===== Records provided

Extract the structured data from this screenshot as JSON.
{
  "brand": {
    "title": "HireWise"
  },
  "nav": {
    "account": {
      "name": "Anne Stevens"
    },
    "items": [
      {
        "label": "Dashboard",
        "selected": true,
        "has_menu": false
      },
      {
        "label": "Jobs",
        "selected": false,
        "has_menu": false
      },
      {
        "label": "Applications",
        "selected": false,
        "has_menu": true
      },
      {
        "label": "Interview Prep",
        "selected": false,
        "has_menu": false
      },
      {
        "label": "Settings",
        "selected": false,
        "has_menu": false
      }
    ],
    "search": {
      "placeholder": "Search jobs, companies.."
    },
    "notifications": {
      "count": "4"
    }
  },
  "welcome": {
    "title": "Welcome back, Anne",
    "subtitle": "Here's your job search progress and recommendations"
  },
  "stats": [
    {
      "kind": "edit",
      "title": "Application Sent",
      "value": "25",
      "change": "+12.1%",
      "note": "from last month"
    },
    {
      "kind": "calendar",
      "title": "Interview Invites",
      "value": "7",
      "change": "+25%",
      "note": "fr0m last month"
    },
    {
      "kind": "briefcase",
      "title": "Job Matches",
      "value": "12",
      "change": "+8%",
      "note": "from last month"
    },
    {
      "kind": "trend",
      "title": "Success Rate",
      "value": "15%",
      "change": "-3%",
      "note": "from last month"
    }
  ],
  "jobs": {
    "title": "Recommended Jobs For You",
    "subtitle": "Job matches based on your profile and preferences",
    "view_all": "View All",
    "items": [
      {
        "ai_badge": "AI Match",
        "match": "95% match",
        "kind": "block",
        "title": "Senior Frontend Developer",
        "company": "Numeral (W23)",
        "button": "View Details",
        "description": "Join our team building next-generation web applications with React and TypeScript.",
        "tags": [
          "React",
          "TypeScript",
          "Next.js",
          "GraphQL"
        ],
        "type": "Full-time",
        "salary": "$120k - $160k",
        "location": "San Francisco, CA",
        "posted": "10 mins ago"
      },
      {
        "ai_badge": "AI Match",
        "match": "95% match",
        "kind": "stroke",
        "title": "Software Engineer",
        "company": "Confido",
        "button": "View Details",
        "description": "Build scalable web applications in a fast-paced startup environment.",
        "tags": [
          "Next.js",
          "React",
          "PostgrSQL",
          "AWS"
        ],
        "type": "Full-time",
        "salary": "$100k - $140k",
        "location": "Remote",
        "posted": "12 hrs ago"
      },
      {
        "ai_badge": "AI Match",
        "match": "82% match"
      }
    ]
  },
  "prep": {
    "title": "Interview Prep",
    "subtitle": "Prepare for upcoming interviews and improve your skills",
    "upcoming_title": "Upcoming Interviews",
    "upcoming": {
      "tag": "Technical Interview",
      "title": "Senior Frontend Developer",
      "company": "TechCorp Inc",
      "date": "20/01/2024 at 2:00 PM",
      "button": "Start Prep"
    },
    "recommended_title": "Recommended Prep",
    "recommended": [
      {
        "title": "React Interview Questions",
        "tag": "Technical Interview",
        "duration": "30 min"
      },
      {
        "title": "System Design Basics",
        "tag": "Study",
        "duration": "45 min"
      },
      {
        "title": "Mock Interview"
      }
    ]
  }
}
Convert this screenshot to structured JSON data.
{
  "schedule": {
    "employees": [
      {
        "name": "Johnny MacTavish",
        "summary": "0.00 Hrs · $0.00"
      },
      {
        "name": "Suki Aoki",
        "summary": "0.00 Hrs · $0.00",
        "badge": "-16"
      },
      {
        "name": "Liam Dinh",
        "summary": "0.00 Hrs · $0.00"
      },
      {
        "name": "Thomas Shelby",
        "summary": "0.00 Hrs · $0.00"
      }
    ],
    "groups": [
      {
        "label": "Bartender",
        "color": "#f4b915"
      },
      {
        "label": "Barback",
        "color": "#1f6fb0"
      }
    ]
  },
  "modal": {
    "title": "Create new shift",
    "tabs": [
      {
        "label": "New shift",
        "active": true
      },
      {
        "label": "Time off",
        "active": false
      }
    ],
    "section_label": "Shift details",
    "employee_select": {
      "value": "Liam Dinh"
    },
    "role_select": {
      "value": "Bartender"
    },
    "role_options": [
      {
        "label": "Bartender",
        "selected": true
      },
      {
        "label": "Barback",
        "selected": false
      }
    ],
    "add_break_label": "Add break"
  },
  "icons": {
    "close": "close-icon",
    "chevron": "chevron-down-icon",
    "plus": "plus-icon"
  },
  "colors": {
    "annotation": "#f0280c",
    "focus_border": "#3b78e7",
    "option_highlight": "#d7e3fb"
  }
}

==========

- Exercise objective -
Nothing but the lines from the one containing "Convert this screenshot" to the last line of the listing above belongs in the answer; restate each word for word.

- Reply to the exercise -
Convert this screenshot to structured JSON data.
{
  "schedule": {
    "employees": [
      {
        "name": "Johnny MacTavish",
        "summary": "0.00 Hrs · $0.00"
      },
      {
        "name": "Suki Aoki",
        "summary": "0.00 Hrs · $0.00",
        "badge": "-16"
      },
      {
        "name": "Liam Dinh",
        "summary": "0.00 Hrs · $0.00"
      },
      {
        "name": "Thomas Shelby",
        "summary": "0.00 Hrs · $0.00"
      }
    ],
    "groups": [
      {
        "label": "Bartender",
        "color": "#f4b915"
      },
      {
        "label": "Barback",
        "color": "#1f6fb0"
      }
    ]
  },
  "modal": {
    "title": "Create new shift",
    "tabs": [
      {
        "label": "New shift",
        "active": true
      },
      {
        "label": "Time off",
        "active": false
      }
    ],
    "section_label": "Shift details",
    "employee_select": {
      "value": "Liam Dinh"
    },
    "role_select": {
      "value": "Bartender"
    },
    "role_options": [
      {
        "label": "Bartender",
        "selected": true
      },
      {
        "label": "Barback",
        "selected": false
      }
    ],
    "add_break_label": "Add break"
  },
  "icons": {
    "close": "close-icon",
    "chevron": "chevron-down-icon",
    "plus": "plus-icon"
  },
  "colors": {
    "annotation": "#f0280c",
    "focus_border": "#3b78e7",
    "option_highlight": "#d7e3fb"
  }
}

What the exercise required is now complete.